Then I went on to teach ESL in an inner city high school, where violence was frequent, and not taken care of. Many students were awful; many needed to be protected.  One, was shot and killed with a very powerful gun; I had helped her with her young son.

I now teach an advanced class of ELLs.  They are all literate in their first, or third, or fourth language.  I appreciate all the information that you have sent my way.

Hi Marian and all,

Hello everyone, You have worked with English learners in a wide range of contexts Marian, which illustrates how our approach to instruction must vary depending on the context and the learners we are teaching. Clearly what works for individuals with a strong educational foundation does not work with those who have limited formal schooling.

So many of us have learners with a range of educational backgrounds as well as various levels of English in our classrooms. What are some strategies for dealing with this kind of complexity? What are some of the challenges? What approaches have members found to be effective?

Cheers, Susan

Moderator, AELL CoP

Hi, Susan-

Our program serves a lot of folks with interrupted educations, and I would be interested in exploring MALP.  Probably the most affordable way to start would be to purchase a book, and I have looked at "Making the Transition to Classroom Success" on Amazon.  The one thing I can't figure out from the MALP website or from the info about the book is the Functioning Levels most effectively addressed by the technique.  Most of my students are ESOL 1-4.  Would this book be a good resource for my team?  

Hi Kate,

I'm sure others will want to contribute answers to your concerns, but I wanted to share my experience with you. Yes, MALP is effective with pre-literate, non-literate and low-literate learners of all ages. Helaine Marshall developed the model while working with Hmong refugees who have no physcial representation of their language and are therefore considered pre-literate. "Making the Transition" provides examples of how teachers in various classrooms and levels revised lesson plans and developed projects in accordance with MALP principles.
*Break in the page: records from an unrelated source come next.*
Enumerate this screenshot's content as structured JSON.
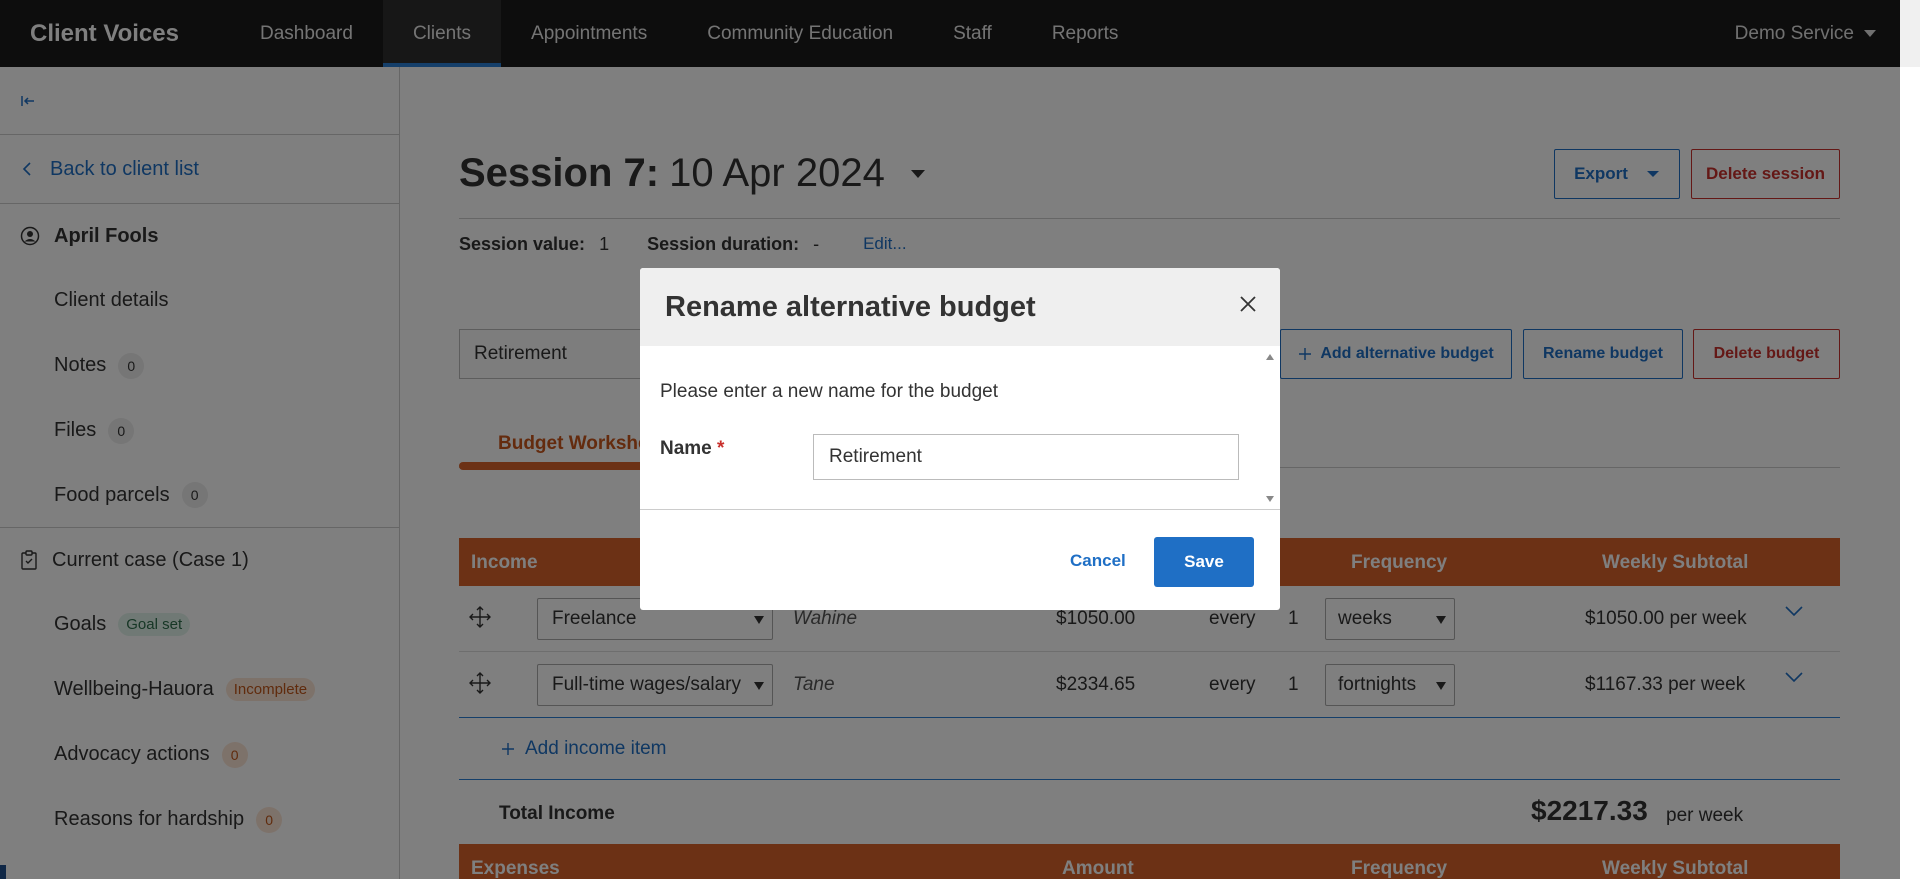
{
  "nav": {
    "brand": "Client Voices",
    "items": [
      "Dashboard",
      "Clients",
      "Appointments",
      "Community Education",
      "Staff",
      "Reports"
    ],
    "active": "Clients",
    "service": "Demo Service"
  },
  "sidebar": {
    "back": "Back to client list",
    "client_name": "April Fools",
    "client_items": [
      {
        "label": "Client details"
      },
      {
        "label": "Notes",
        "count": "0"
      },
      {
        "label": "Files",
        "count": "0"
      },
      {
        "label": "Food parcels",
        "count": "0"
      }
    ],
    "case_title": "Current case (Case 1)",
    "case_items": [
      {
        "label": "Goals",
        "badge": "Goal set"
      },
      {
        "label": "Wellbeing-Hauora",
        "badge": "Incomplete"
      },
      {
        "label": "Advocacy actions",
        "count": "0"
      },
      {
        "label": "Reasons for hardship",
        "count": "0"
      }
    ]
  },
  "session": {
    "title_bold": "Session 7:",
    "title_date": "10 Apr 2024",
    "value_label": "Session value:",
    "value": "1",
    "duration_label": "Session duration:",
    "duration": "-",
    "edit": "Edit..."
  },
  "actions": {
    "export": "Export",
    "delete_session": "Delete session",
    "add_alt_budget": "Add alternative budget",
    "rename_budget": "Rename budget",
    "delete_budget": "Delete budget"
  },
  "budget": {
    "selected": "Retirement",
    "tab": "Budget Worksheet",
    "income_headers": {
      "income": "Income",
      "frequency": "Frequency",
      "weekly_subtotal": "Weekly Subtotal"
    },
    "income_rows": [
      {
        "type": "Freelance",
        "person": "Wahine",
        "amount": "$1050.00",
        "every": "every",
        "n": "1",
        "freq": "weeks",
        "subtotal": "$1050.00 per week"
      },
      {
        "type": "Full-time wages/salary",
        "person": "Tane",
        "amount": "$2334.65",
        "every": "every",
        "n": "1",
        "freq": "fortnights",
        "subtotal": "$1167.33 per week"
      }
    ],
    "add_income": "Add income item",
    "total_label": "Total Income",
    "total_value": "$2217.33",
    "total_per": "per week",
    "expense_headers": {
      "expenses": "Expenses",
      "amount": "Amount",
      "frequency": "Frequency",
      "weekly_subtotal": "Weekly Subtotal"
    }
  },
  "modal": {
    "title": "Rename alternative budget",
    "intro": "Please enter a new name for the budget",
    "name_label": "Name",
    "required_mark": "*",
    "name_value": "Retirement",
    "cancel": "Cancel",
    "save": "Save"
  },
  "colors": {
    "accent": "#1f6fc5",
    "table_header": "#d9622a",
    "danger": "#c9302c",
    "nav_bg": "#1a1a1a"
  }
}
I guess this will sound obnoxious, but who cares about any acronym about teaching, when you have students in the classroom who have weapons in their pockets and bookbags?  Who cares, when a teacher has five different classes to prepare for each day?  What about when you have a student, shortly after MRSA was identified, who comes into your room limping, because he had an infection in both of his legs, and blood was literally running down his legs, into his shoes?  How about when a student is blown away with a huge gun?  Or, when you as a teacher, is threatened, by a student who writes that he is going to kill you?

Is there no other person who has experienced teaching in an inner-city school district?????????

Marian and all, I know many of us who work with adult immigrants and refugees are well aware of the immense challenges and dangers individuals have faced-- and sometimes still face-- in their lives. Discussing these issues and ways to handle these concerns in helpful ways is certainly an appropriate theme for our Community of Practice. We welcome members to share their thoughts, strategies, and resources for dealing with these sensitive concerns.

Best, Susan

Moderator, AELL CoP